Jessica Zucker wonders if you’re feeling anxious as the country reopens? You’re not alone. Vogue

When things fall apart: Tibetan Buddhist nun and teacher Pema Chödrön on transformation through difficult times. Brain Pickings

Gloria Liu: walking is making a major comeback. Outside

Katelyn Burns introduces us to the trans kids helped by a pioneering project. The Guardian

Jon Hamilton: scientist’s pink cast leads to discovery about how the brain responds to disability. NPR

Matthew Sherrill wonders why John Ackerman is buying up America’s underground. Outside

PBS Eons looks at the world before plate tectonics.

Ethan Siegal explains the science behind the ridiculous headline: 36 alien civilizations in the Milky Way? Forbes

Chris Lee reveals what life on a movie set will look like in 2020. The Vulture

True facts about cats’ killer senses. Ze Frank

Thank you for stopping by and I hope you took away something that will support your next creative project.

Until next tipsday, be well and stay safe, be kind, and stay strong.

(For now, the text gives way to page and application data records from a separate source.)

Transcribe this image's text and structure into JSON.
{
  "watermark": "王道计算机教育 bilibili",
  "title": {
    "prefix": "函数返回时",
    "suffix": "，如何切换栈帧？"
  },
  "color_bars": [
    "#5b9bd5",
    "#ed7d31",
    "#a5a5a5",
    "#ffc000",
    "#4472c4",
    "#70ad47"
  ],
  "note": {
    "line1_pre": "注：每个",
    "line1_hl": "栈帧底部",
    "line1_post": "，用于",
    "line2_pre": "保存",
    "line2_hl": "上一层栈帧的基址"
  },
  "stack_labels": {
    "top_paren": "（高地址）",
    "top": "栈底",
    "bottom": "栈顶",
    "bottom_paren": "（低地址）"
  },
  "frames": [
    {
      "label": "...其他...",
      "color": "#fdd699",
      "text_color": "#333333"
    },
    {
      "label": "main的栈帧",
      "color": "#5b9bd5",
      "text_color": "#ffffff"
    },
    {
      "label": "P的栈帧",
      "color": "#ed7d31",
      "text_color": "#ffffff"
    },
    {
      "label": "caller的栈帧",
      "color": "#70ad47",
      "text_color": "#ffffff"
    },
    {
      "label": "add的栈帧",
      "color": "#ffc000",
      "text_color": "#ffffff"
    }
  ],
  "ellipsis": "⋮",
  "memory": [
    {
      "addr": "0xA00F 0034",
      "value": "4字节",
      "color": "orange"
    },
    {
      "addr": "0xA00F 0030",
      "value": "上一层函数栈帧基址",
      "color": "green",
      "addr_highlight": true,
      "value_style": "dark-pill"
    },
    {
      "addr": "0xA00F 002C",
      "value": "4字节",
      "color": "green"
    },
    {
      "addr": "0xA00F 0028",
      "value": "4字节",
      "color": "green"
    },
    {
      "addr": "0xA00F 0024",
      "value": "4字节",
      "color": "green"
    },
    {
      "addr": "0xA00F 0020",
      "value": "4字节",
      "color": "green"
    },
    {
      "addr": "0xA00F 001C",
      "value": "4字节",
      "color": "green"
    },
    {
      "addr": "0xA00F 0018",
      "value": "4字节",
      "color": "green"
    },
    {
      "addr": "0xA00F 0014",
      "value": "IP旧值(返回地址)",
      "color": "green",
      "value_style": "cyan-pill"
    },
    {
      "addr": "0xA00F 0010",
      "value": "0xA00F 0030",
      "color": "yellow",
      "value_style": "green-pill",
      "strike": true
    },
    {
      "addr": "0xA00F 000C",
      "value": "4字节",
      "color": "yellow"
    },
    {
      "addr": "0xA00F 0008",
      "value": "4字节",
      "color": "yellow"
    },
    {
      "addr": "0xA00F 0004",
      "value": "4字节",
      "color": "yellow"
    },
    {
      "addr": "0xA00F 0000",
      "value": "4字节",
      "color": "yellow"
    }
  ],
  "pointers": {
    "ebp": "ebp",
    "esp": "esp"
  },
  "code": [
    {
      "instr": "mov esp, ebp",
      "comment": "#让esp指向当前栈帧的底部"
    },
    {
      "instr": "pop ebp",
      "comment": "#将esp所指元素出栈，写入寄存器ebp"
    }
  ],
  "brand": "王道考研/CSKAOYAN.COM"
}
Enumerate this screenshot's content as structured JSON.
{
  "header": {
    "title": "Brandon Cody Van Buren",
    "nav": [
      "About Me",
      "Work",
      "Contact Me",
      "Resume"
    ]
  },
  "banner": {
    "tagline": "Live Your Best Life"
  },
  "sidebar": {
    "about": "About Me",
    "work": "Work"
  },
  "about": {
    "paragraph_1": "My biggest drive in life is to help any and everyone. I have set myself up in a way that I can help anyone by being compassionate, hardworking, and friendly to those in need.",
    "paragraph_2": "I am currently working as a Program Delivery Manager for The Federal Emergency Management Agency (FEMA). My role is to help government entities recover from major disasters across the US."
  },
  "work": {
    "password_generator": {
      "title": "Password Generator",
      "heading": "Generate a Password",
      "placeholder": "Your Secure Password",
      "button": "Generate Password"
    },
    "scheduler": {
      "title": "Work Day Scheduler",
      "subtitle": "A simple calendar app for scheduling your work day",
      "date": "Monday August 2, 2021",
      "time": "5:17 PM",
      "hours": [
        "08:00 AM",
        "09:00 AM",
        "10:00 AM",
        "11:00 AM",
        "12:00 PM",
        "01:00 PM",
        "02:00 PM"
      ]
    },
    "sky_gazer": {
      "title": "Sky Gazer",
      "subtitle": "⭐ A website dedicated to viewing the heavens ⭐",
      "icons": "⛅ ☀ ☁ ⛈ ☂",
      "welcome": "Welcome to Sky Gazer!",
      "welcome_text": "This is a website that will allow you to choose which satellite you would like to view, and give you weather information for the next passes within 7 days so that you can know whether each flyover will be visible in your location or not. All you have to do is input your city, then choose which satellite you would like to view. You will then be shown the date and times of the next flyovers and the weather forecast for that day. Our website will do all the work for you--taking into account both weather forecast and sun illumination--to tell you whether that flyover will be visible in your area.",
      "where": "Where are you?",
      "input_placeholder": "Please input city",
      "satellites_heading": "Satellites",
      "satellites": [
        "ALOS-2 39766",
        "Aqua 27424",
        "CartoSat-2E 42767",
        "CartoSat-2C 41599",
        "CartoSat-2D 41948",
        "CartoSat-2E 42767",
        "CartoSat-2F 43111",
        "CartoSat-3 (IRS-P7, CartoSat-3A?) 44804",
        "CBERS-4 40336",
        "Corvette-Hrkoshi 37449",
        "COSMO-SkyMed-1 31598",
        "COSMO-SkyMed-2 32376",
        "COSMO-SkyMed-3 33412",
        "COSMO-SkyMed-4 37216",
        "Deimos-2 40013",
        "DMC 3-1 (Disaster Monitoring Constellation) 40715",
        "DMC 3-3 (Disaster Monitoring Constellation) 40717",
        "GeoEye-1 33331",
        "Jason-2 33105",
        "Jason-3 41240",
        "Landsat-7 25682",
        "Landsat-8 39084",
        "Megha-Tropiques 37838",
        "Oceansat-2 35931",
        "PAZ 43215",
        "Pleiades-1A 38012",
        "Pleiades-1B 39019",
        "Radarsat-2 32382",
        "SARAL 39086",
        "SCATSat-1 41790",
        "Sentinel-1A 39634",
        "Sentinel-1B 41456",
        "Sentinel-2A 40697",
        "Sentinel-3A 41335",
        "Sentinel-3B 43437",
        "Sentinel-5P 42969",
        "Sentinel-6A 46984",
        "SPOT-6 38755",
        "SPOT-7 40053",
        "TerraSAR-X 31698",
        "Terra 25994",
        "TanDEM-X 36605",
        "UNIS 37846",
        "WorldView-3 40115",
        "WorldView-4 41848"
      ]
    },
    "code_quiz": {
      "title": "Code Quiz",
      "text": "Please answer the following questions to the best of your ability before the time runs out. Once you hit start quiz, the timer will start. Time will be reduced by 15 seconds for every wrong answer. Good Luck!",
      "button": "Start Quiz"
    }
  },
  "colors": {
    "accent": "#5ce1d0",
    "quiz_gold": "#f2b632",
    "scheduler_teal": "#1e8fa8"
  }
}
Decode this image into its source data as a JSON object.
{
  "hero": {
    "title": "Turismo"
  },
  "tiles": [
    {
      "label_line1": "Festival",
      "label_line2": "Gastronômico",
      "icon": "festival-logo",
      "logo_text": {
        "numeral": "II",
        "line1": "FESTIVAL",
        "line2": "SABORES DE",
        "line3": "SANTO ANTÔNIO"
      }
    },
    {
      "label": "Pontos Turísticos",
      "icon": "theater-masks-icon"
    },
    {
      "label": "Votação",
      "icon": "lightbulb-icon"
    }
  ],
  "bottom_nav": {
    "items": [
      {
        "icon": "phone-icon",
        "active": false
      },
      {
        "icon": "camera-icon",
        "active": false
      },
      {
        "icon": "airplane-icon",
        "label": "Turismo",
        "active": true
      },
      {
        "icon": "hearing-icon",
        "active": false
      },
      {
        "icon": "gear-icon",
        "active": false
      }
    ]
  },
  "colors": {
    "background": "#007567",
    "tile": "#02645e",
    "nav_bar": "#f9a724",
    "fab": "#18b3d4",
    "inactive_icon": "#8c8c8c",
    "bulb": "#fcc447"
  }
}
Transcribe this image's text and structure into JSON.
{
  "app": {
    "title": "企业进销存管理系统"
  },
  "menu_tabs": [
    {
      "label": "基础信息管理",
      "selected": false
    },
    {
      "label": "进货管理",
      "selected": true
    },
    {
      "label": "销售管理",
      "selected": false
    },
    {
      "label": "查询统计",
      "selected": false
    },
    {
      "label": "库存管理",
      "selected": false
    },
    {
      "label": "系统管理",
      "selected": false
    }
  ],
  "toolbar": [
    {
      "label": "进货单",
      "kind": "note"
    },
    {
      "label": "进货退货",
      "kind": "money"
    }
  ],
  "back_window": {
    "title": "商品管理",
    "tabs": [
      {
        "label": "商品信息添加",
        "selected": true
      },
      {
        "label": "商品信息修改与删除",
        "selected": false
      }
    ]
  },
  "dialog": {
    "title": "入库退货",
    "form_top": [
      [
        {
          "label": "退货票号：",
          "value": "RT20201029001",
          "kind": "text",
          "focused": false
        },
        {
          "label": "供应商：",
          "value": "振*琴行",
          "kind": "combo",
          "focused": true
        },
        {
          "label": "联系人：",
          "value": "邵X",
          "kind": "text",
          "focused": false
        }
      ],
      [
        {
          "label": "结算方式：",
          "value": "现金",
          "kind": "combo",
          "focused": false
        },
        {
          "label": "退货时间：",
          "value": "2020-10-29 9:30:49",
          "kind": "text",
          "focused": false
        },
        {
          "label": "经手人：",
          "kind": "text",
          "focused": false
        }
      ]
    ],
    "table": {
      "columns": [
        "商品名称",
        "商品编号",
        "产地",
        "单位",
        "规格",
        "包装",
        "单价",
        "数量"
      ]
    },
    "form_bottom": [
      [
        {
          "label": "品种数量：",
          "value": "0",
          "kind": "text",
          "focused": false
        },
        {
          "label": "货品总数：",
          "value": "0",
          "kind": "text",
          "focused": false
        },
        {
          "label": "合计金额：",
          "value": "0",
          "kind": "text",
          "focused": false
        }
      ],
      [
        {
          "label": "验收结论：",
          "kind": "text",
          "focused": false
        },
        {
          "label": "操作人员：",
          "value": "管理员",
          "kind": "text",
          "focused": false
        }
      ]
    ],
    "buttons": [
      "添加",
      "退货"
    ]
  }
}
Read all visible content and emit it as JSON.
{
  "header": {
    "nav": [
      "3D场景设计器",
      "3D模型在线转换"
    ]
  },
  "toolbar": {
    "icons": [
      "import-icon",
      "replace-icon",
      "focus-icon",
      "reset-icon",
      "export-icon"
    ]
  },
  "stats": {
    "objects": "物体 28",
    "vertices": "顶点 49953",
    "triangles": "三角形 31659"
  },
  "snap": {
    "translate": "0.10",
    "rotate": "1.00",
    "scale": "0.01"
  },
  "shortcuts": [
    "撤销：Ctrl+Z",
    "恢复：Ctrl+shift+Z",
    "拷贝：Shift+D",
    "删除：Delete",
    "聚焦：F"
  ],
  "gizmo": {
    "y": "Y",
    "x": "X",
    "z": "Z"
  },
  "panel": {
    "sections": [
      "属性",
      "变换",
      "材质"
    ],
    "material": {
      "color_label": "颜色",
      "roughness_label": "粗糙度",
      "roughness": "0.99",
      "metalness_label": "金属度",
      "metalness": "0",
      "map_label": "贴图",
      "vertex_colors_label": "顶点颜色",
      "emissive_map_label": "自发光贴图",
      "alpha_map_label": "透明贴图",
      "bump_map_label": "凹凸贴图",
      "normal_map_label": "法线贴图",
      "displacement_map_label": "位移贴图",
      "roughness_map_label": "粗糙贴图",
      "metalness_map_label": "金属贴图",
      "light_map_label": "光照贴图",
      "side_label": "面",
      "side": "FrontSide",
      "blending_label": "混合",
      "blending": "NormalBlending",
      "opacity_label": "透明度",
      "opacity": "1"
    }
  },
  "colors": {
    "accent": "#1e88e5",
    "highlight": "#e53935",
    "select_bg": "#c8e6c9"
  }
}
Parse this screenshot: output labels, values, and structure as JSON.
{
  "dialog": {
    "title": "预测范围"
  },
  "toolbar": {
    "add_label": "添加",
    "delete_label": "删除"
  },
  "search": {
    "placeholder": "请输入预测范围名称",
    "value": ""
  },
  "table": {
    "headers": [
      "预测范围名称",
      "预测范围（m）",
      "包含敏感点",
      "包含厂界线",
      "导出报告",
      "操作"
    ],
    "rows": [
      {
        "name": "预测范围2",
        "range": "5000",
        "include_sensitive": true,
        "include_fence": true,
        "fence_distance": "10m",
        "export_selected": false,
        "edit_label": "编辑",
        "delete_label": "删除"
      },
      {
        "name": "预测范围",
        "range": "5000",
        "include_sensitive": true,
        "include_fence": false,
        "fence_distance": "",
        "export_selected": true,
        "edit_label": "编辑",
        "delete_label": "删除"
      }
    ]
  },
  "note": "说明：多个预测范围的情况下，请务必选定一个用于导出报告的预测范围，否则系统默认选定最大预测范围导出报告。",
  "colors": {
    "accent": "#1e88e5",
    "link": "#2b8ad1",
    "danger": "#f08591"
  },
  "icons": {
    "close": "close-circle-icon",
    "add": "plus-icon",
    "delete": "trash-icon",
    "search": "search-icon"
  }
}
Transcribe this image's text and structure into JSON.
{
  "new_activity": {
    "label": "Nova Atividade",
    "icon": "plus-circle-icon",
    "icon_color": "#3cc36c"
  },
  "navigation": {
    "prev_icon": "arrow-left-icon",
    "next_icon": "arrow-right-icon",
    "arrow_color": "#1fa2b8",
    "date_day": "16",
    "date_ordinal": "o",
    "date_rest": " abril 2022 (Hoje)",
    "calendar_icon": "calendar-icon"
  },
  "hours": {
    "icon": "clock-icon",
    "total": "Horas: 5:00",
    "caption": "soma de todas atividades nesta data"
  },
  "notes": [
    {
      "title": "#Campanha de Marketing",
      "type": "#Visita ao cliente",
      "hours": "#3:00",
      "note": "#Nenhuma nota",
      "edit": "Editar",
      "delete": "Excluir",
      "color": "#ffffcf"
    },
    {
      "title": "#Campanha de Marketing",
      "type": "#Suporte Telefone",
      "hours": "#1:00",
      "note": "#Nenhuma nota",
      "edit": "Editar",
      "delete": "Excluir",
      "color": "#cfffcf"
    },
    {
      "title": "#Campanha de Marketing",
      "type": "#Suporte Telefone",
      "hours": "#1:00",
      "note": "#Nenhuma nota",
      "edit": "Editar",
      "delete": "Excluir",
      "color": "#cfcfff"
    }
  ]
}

The world needs your stories.

ThoughtyThursday2019

Thoughty Thursday: Things that made me go hmmmm on the interwebz, June 7-13, 2020

Once again, I’m offering a cross section of relevant articles, posts, and videos that have helped me learn about anti-Black and anti-Indigenous racism here in Canada and in the US.

An African Canadian response to the pandemic and international uprisings.

Neil DeGrasse Tyson: reflections on the colour of my skin. Star Talk


Google now has a “streetview” of the International Space Station.

Chris Wright: the remarkable stuff scientists get done as they work from home. Wired

Amanda Mull writes about the end of minimalism (or, the triumph of clutter). The Atlantic

Sarah Gibbens: the Bajao are the first known humans to be genetically adapted to diving. National Geographic

Eve Conant looks at lucky charms around the world: from evil eyes to sacred hearts. National Geographic

Dr. Emily Zarka introduces us to the Jorōgumo, the deadly spider woman from Yokai lore. Monstrum

Sarah Prager reveals that in Han Dynasty China, bisexuality was the norm. JSTOR Daily

Luke Fater introduces us to six comfort foods born of historic times of discomfort. Atlas Obscura

David Klein: how eggshells and coffee grounds can make your garden grow. I’ve since been informed that coffee grounds are toxic to insects, birds, and animals. Maybe do your research. Chowhound

Thanks for stopping by. I hope you’re able to take away something to inspire your next creative project.

Until next tipsday, be well and stay safe. Be kind, be willing to listen, learn, and do better, and stay strong. The world needs your stories, now more than ever.

ThoughtyThursday2019

Thoughty Thursday: Things that made me go hmmmm on the interwebz, May 31-June 6, 2020

It’s time to get your mental corn popping.

Because I’m listening and learning and want to do better:

What a future without police could look like. Desmond Cole. Walrus talks.

Lawrence Hill on racism in Canada and the US after George Floyd’s death. CBC

 

Nadia Drake covers the Dragon capsule docking with the International Space Station. National Geographic

Dave Mosher: SpaceX’s Endeavour spaceship has made history by docking with the International Space Station with two NASA astronauts. Business Insider

SciShow Psych delves into the reason we’re having weird covid dreams.

Jessica Stewart shares this ancient Roman mosaic discovered in pristine condition beneath a vineyard in Italy. My Modern Met

Jennifer Pattison Tuohy: the beginner’s guide to propagating houseplants. Dwell

Emily Chung: these Canadian species are found nowhere else on Earth. CBC

Jake Rossen figures out what pets see when they watch television. Mental Floss

Thanks for visiting and I hope you found something to inspire a future creative project.

Until next tipsday, be well and stay safe, be kind, and stay strong. The world needs your stories.

ThoughtyThursday2019